[Source records Boundary: Start]

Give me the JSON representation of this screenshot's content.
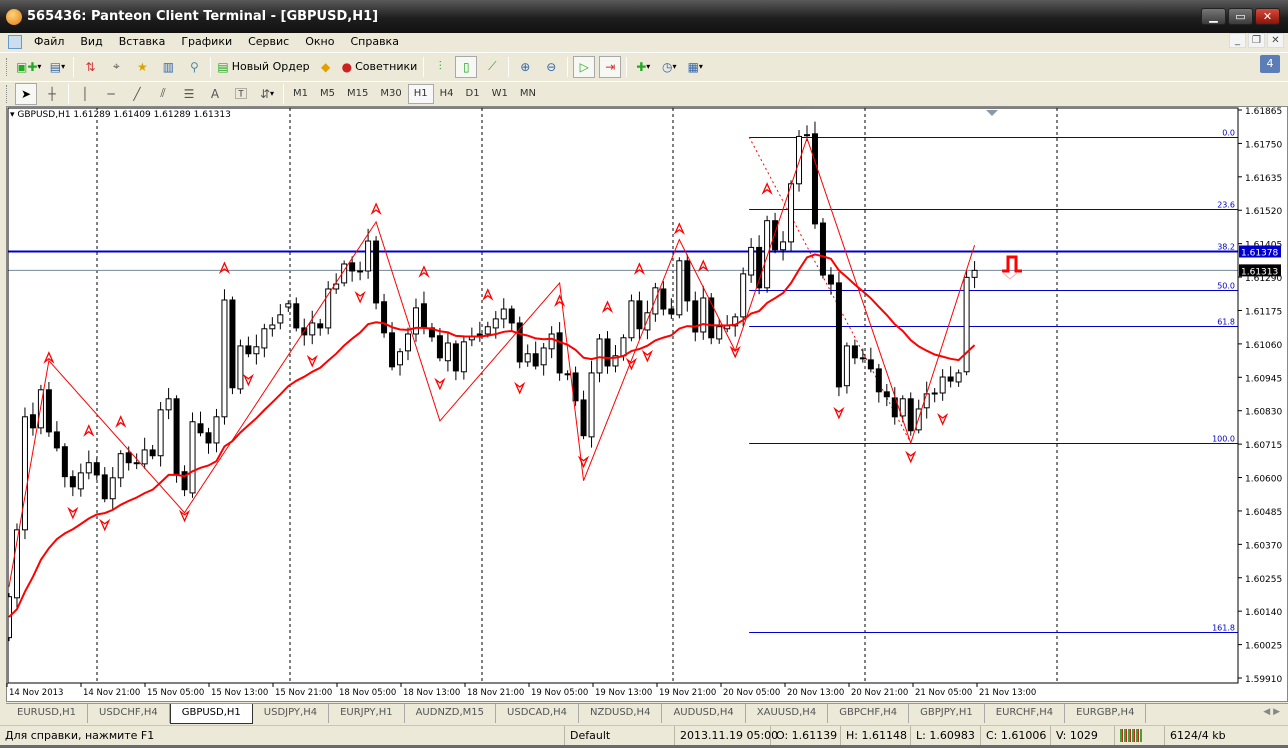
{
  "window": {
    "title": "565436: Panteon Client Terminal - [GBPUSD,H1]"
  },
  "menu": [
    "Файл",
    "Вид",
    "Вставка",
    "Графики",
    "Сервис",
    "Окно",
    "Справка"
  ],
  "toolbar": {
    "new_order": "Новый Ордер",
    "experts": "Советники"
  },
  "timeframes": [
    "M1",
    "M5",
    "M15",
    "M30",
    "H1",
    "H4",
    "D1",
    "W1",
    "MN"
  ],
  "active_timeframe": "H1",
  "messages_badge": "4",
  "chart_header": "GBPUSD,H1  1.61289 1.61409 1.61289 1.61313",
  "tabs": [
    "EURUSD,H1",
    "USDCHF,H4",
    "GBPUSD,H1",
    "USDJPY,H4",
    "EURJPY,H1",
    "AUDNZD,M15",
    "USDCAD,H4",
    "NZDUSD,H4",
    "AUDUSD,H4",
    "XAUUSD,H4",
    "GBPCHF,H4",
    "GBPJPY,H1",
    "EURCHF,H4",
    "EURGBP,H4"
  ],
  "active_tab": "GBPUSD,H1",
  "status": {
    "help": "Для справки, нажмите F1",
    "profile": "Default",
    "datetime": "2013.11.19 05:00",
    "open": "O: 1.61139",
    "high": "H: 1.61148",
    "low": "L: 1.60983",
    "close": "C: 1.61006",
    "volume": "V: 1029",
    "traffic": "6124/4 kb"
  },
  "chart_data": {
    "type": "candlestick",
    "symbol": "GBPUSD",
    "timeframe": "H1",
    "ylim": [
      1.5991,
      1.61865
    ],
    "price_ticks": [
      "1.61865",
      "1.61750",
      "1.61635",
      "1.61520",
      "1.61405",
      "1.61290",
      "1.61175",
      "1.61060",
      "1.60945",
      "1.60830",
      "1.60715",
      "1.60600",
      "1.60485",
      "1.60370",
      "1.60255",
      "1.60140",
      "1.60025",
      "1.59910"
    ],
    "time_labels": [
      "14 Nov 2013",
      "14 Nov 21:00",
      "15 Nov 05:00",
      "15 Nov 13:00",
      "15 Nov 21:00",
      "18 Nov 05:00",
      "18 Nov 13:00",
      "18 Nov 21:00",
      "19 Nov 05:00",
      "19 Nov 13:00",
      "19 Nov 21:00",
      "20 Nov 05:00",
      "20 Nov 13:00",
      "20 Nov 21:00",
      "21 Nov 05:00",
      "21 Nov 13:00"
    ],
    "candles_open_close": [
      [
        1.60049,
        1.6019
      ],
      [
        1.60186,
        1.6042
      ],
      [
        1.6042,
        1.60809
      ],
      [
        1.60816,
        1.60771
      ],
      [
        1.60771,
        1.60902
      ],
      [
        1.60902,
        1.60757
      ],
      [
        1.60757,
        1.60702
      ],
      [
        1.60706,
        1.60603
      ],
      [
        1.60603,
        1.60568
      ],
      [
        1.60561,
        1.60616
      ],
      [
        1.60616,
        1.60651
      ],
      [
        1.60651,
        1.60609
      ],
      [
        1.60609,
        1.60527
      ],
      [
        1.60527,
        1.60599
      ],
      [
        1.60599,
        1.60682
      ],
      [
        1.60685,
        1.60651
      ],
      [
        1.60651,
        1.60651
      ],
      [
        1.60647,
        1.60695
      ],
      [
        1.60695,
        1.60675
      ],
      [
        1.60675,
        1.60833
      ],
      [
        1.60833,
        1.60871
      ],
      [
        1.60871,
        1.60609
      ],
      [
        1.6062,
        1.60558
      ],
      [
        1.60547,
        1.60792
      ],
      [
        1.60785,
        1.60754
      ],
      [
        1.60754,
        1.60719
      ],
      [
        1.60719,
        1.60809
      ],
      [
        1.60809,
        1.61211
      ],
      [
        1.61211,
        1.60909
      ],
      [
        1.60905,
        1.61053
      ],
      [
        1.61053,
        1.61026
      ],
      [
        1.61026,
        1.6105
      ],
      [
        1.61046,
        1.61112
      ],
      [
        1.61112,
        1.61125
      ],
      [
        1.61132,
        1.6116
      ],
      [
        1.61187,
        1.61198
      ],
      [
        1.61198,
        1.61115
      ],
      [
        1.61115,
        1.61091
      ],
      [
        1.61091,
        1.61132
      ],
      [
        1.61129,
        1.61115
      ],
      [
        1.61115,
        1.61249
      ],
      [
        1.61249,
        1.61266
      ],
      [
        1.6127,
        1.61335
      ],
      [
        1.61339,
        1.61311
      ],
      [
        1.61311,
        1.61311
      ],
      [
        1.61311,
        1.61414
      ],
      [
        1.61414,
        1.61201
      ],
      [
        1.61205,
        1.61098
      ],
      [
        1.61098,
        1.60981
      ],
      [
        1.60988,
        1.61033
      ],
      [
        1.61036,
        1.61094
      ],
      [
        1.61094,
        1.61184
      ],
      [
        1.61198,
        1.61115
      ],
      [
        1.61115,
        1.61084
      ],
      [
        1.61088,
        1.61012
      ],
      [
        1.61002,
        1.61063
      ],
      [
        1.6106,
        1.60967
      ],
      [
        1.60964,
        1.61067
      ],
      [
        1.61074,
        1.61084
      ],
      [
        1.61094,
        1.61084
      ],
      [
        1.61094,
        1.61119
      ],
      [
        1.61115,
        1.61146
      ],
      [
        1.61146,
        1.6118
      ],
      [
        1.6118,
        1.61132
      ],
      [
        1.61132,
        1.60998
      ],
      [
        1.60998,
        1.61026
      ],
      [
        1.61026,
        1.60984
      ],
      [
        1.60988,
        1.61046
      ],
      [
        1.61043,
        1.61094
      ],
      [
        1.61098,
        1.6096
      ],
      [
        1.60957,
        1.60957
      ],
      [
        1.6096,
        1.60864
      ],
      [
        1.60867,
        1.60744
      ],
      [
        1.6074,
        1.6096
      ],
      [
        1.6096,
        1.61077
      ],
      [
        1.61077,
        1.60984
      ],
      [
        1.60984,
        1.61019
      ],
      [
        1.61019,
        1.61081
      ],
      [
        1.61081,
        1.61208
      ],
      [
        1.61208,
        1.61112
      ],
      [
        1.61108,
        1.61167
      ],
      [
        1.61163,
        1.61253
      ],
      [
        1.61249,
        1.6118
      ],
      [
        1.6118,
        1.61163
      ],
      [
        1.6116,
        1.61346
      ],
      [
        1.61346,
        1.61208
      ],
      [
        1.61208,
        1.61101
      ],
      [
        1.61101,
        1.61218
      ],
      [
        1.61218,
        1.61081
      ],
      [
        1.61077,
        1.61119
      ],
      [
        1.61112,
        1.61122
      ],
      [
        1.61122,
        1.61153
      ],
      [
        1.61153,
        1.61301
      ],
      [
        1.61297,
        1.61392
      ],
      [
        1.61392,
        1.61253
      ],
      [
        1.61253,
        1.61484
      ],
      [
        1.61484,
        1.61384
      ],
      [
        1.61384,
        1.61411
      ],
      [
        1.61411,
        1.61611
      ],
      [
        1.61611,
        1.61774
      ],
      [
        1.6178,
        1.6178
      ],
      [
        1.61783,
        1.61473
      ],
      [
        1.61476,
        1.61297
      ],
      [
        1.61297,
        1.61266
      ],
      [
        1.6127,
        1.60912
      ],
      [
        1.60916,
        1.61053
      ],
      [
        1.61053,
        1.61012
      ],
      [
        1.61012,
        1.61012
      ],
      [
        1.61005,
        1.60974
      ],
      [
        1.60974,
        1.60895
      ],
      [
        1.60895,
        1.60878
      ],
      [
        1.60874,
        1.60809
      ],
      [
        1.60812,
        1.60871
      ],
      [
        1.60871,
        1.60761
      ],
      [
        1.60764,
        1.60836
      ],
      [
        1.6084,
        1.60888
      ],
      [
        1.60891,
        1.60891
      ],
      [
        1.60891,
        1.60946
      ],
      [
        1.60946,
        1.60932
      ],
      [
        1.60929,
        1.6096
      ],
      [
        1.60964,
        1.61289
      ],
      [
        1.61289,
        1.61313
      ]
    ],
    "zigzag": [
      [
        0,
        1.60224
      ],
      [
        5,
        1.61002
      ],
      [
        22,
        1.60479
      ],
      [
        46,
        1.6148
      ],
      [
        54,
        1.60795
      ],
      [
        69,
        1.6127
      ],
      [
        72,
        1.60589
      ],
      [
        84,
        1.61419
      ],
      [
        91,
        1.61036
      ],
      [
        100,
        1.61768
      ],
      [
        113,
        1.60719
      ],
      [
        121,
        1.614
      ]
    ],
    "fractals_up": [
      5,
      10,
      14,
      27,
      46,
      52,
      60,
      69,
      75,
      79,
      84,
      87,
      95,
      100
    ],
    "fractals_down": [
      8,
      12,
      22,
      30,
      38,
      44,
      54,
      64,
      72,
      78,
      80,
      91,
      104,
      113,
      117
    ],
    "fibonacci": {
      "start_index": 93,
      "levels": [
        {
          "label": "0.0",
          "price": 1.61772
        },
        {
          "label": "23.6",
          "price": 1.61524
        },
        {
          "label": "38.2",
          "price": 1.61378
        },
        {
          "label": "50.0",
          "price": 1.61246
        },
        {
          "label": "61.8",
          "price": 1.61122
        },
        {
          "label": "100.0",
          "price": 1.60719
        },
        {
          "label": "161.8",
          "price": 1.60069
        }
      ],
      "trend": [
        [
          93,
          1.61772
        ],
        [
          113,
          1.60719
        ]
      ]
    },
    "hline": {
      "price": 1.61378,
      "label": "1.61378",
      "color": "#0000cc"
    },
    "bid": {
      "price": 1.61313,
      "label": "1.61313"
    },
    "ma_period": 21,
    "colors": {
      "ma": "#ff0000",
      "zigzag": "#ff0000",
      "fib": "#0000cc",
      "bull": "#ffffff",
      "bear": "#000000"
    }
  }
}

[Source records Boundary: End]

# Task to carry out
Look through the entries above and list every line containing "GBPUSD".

# Solution below
    "title": "565436: Panteon Client Terminal - [GBPUSD,H1]"
  "chart_header": "GBPUSD,H1  1.61289 1.61409 1.61289 1.61313",
    "GBPUSD,H1",
  "active_tab": "GBPUSD,H1",
    "symbol": "GBPUSD",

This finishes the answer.